For those people who want to simply get up and running quickly, there are two Wizards that can walk you through all of the more common setups: Internet Connection and Wireless Connection. However, being more of a hands-on administrator, I opted to do manual configurations to know exactly what I was setting up. I won’t go through all of these items as there are many and they may not reflect the configuration that you desire. Also, built into the router is a very robust in-line help menu that can answer many of your questions as you are going through the configuration screens.
There is also an optional Advanced DNS Service – if you aren’t using something like OpenDNS, you can optionally set up a different DNS (Domain Name Server) that can help protect your network and the computers and devices attached to it from phishing scams as well as autocorrection of mistyped URLs.
The MSRP is $89.99 and Amazon has it currently listed at $79.99.
Only complaint is that it isn’t a dual band router, meaning I would like it to have an antenna dedicated to 802.11n and one to the slower WiFi protocols. There are other D-Link routers that do this though like the HD Media Router 2000 (DIR-827).
I have often been told that I like bright, shiny objects.
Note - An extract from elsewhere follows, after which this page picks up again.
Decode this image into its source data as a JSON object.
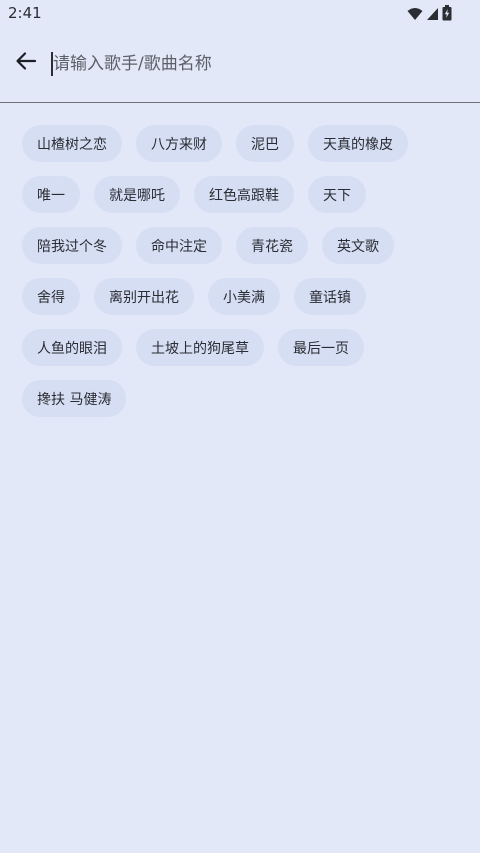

The D-Link DIR-655 is one of those items. The thing is, with bright, shiny objects, you want to play with them over and over. But I can’t do this with this wireless router. That is because once you configure it to your liking, you really don’t have to touch it again, especially if you go through just the basic setup. The DIR-655 simply works and works well. It’s stable, has the advanced configuration options that you normally get in the open source firmware solutions like DD-WRT or Tomato, but it comes this way “from the factory.” This is NOT a device for kids and some adults may even get scared of it, thus the lower marks for “family friendly”. Luckily, the wizards that it has for basic configurations allow you to be up and running quickly and for those people who want to really fine tune their networks and “geek out” with the configurations, all of those are there. It would have been nice to have a VPN server built into it, like OpenVPN, but I’m not surprised that it doesn’t. And, the price point at $80 (or less) makes it very compelling, especially given what you can configure and how solid it is.
Hands down, this is probably the best router that I have played with to date. Given that it is in the #1 position in my home network and has been there for several months, that is a pretty good indication that it is a good device. I think that at this point, it may only be replaced by a higher-end, dual-band router like the HD Media Router 2000, but time will tell.
Disclosure Text : I have a material connection because I received a gift or sample of a product for consideration in preparing to write this content. I was/am not expected to return this item or gift after my review period. More information can be found in my About page as well as here.
HTD says: If you are looking for a high-performance, competitively-priced, stable wireless router with lots of advanced configuration options, look no further than the D-Link DIR-655.